(Records from a collection)
=== Section Start ===

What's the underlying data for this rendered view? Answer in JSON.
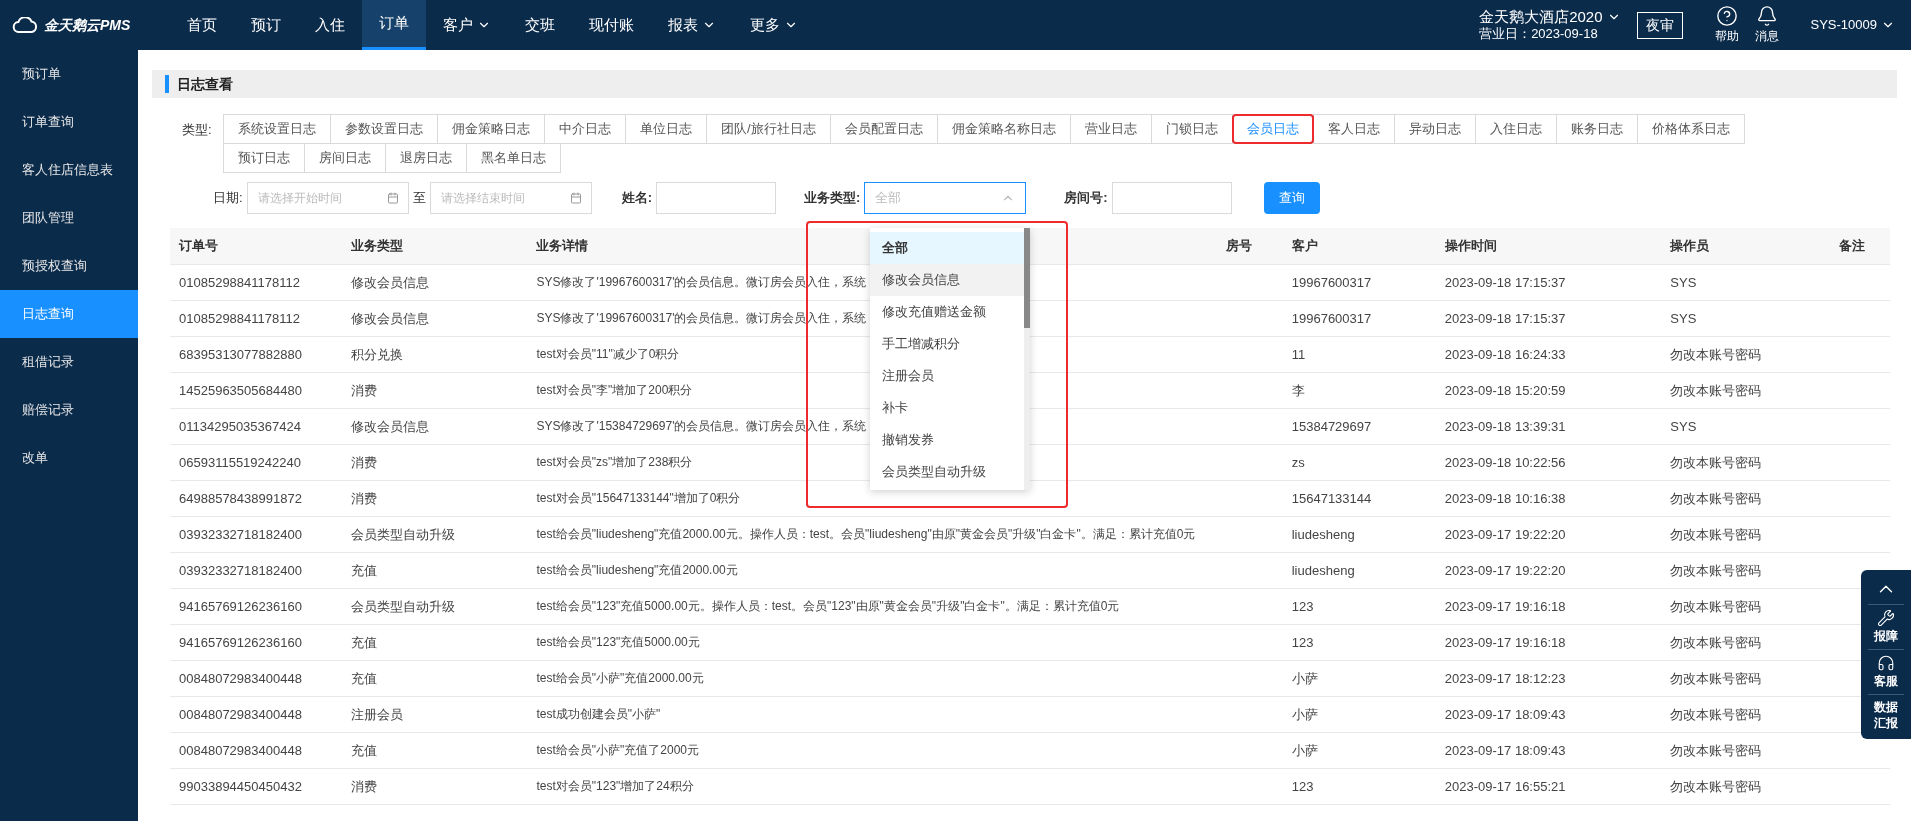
{
  "brand": "金天鹅云PMS",
  "nav": [
    {
      "label": "首页",
      "selected": false,
      "caret": false
    },
    {
      "label": "预订",
      "selected": false,
      "caret": false
    },
    {
      "label": "入住",
      "selected": false,
      "caret": false
    },
    {
      "label": "订单",
      "selected": true,
      "caret": false
    },
    {
      "label": "客户",
      "selected": false,
      "caret": true
    },
    {
      "label": "交班",
      "selected": false,
      "caret": false
    },
    {
      "label": "现付账",
      "selected": false,
      "caret": false
    },
    {
      "label": "报表",
      "selected": false,
      "caret": true
    },
    {
      "label": "更多",
      "selected": false,
      "caret": true
    }
  ],
  "hotel": {
    "name": "金天鹅大酒店2020",
    "business_day": "营业日：2023-09-18"
  },
  "night_audit": "夜审",
  "help": "帮助",
  "messages": "消息",
  "user": "SYS-10009",
  "sidebar": [
    {
      "label": "预订单",
      "selected": false
    },
    {
      "label": "订单查询",
      "selected": false
    },
    {
      "label": "客人住店信息表",
      "selected": false
    },
    {
      "label": "团队管理",
      "selected": false
    },
    {
      "label": "预授权查询",
      "selected": false
    },
    {
      "label": "日志查询",
      "selected": true
    },
    {
      "label": "租借记录",
      "selected": false
    },
    {
      "label": "赔偿记录",
      "selected": false
    },
    {
      "label": "改单",
      "selected": false
    }
  ],
  "section_title": "日志查看",
  "type_label": "类型:",
  "tabs": [
    {
      "label": "系统设置日志",
      "selected": false
    },
    {
      "label": "参数设置日志",
      "selected": false
    },
    {
      "label": "佣金策略日志",
      "selected": false
    },
    {
      "label": "中介日志",
      "selected": false
    },
    {
      "label": "单位日志",
      "selected": false
    },
    {
      "label": "团队/旅行社日志",
      "selected": false
    },
    {
      "label": "会员配置日志",
      "selected": false
    },
    {
      "label": "佣金策略名称日志",
      "selected": false
    },
    {
      "label": "营业日志",
      "selected": false
    },
    {
      "label": "门锁日志",
      "selected": false
    },
    {
      "label": "会员日志",
      "selected": true
    },
    {
      "label": "客人日志",
      "selected": false
    },
    {
      "label": "异动日志",
      "selected": false
    },
    {
      "label": "入住日志",
      "selected": false
    },
    {
      "label": "账务日志",
      "selected": false
    },
    {
      "label": "价格体系日志",
      "selected": false
    },
    {
      "label": "预订日志",
      "selected": false
    },
    {
      "label": "房间日志",
      "selected": false
    },
    {
      "label": "退房日志",
      "selected": false
    },
    {
      "label": "黑名单日志",
      "selected": false
    }
  ],
  "filters": {
    "date_label": "日期:",
    "start_placeholder": "请选择开始时间",
    "to": "至",
    "end_placeholder": "请选择结束时间",
    "name_label": "姓名:",
    "type_label": "业务类型:",
    "type_value": "全部",
    "room_label": "房间号:",
    "query_button": "查询"
  },
  "dropdown": {
    "options": [
      {
        "label": "全部",
        "selected": true,
        "hovered": false
      },
      {
        "label": "修改会员信息",
        "selected": false,
        "hovered": true
      },
      {
        "label": "修改充值赠送金额",
        "selected": false,
        "hovered": false
      },
      {
        "label": "手工增减积分",
        "selected": false,
        "hovered": false
      },
      {
        "label": "注册会员",
        "selected": false,
        "hovered": false
      },
      {
        "label": "补卡",
        "selected": false,
        "hovered": false
      },
      {
        "label": "撤销发券",
        "selected": false,
        "hovered": false
      },
      {
        "label": "会员类型自动升级",
        "selected": false,
        "hovered": false
      }
    ]
  },
  "table": {
    "columns": [
      "订单号",
      "业务类型",
      "业务详情",
      "房号",
      "客户",
      "操作时间",
      "操作员",
      "备注"
    ],
    "rows": [
      [
        "01085298841178112",
        "修改会员信息",
        "SYS修改了'19967600317'的会员信息。微订房会员入住，系统",
        "",
        "19967600317",
        "2023-09-18 17:15:37",
        "SYS",
        ""
      ],
      [
        "01085298841178112",
        "修改会员信息",
        "SYS修改了'19967600317'的会员信息。微订房会员入住，系统",
        "",
        "19967600317",
        "2023-09-18 17:15:37",
        "SYS",
        ""
      ],
      [
        "68395313077882880",
        "积分兑换",
        "test对会员\"11\"减少了0积分",
        "",
        "11",
        "2023-09-18 16:24:33",
        "勿改本账号密码",
        ""
      ],
      [
        "14525963505684480",
        "消费",
        "test对会员\"李\"增加了200积分",
        "",
        "李",
        "2023-09-18 15:20:59",
        "勿改本账号密码",
        ""
      ],
      [
        "01134295035367424",
        "修改会员信息",
        "SYS修改了'15384729697'的会员信息。微订房会员入住，系统",
        "",
        "15384729697",
        "2023-09-18 13:39:31",
        "SYS",
        ""
      ],
      [
        "06593115519242240",
        "消费",
        "test对会员\"zs\"增加了238积分",
        "",
        "zs",
        "2023-09-18 10:22:56",
        "勿改本账号密码",
        ""
      ],
      [
        "64988578438991872",
        "消费",
        "test对会员\"15647133144\"增加了0积分",
        "",
        "15647133144",
        "2023-09-18 10:16:38",
        "勿改本账号密码",
        ""
      ],
      [
        "03932332718182400",
        "会员类型自动升级",
        "test给会员\"liudesheng\"充值2000.00元。操作人员：test。会员\"liudesheng\"由原\"黄金会员\"升级\"白金卡\"。满足：累计充值0元",
        "",
        "liudesheng",
        "2023-09-17 19:22:20",
        "勿改本账号密码",
        ""
      ],
      [
        "03932332718182400",
        "充值",
        "test给会员\"liudesheng\"充值2000.00元",
        "",
        "liudesheng",
        "2023-09-17 19:22:20",
        "勿改本账号密码",
        ""
      ],
      [
        "94165769126236160",
        "会员类型自动升级",
        "test给会员\"123\"充值5000.00元。操作人员：test。会员\"123\"由原\"黄金会员\"升级\"白金卡\"。满足：累计充值0元",
        "",
        "123",
        "2023-09-17 19:16:18",
        "勿改本账号密码",
        ""
      ],
      [
        "94165769126236160",
        "充值",
        "test给会员\"123\"充值5000.00元",
        "",
        "123",
        "2023-09-17 19:16:18",
        "勿改本账号密码",
        ""
      ],
      [
        "00848072983400448",
        "充值",
        "test给会员\"小萨\"充值2000.00元",
        "",
        "小萨",
        "2023-09-17 18:12:23",
        "勿改本账号密码",
        ""
      ],
      [
        "00848072983400448",
        "注册会员",
        "test成功创建会员\"小萨\"",
        "",
        "小萨",
        "2023-09-17 18:09:43",
        "勿改本账号密码",
        ""
      ],
      [
        "00848072983400448",
        "充值",
        "test给会员\"小萨\"充值了2000元",
        "",
        "小萨",
        "2023-09-17 18:09:43",
        "勿改本账号密码",
        ""
      ],
      [
        "99033894450450432",
        "消费",
        "test对会员\"123\"增加了24积分",
        "",
        "123",
        "2023-09-17 16:55:21",
        "勿改本账号密码",
        ""
      ]
    ]
  },
  "float_panel": {
    "report": "报障",
    "service": "客服",
    "data": "数据汇报"
  }
}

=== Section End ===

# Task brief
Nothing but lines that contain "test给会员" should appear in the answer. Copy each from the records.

# Output for this task
        "test给会员\"liudesheng\"充值2000.00元。操作人员：test。会员\"liudesheng\"由原\"黄金会员\"升级\"白金卡\"。满足：累计充值0元",
        "test给会员\"liudesheng\"充值2000.00元",
        "test给会员\"123\"充值5000.00元。操作人员：test。会员\"123\"由原\"黄金会员\"升级\"白金卡\"。满足：累计充值0元",
        "test给会员\"123\"充值5000.00元",
        "test给会员\"小萨\"充值2000.00元",
        "test给会员\"小萨\"充值了2000元",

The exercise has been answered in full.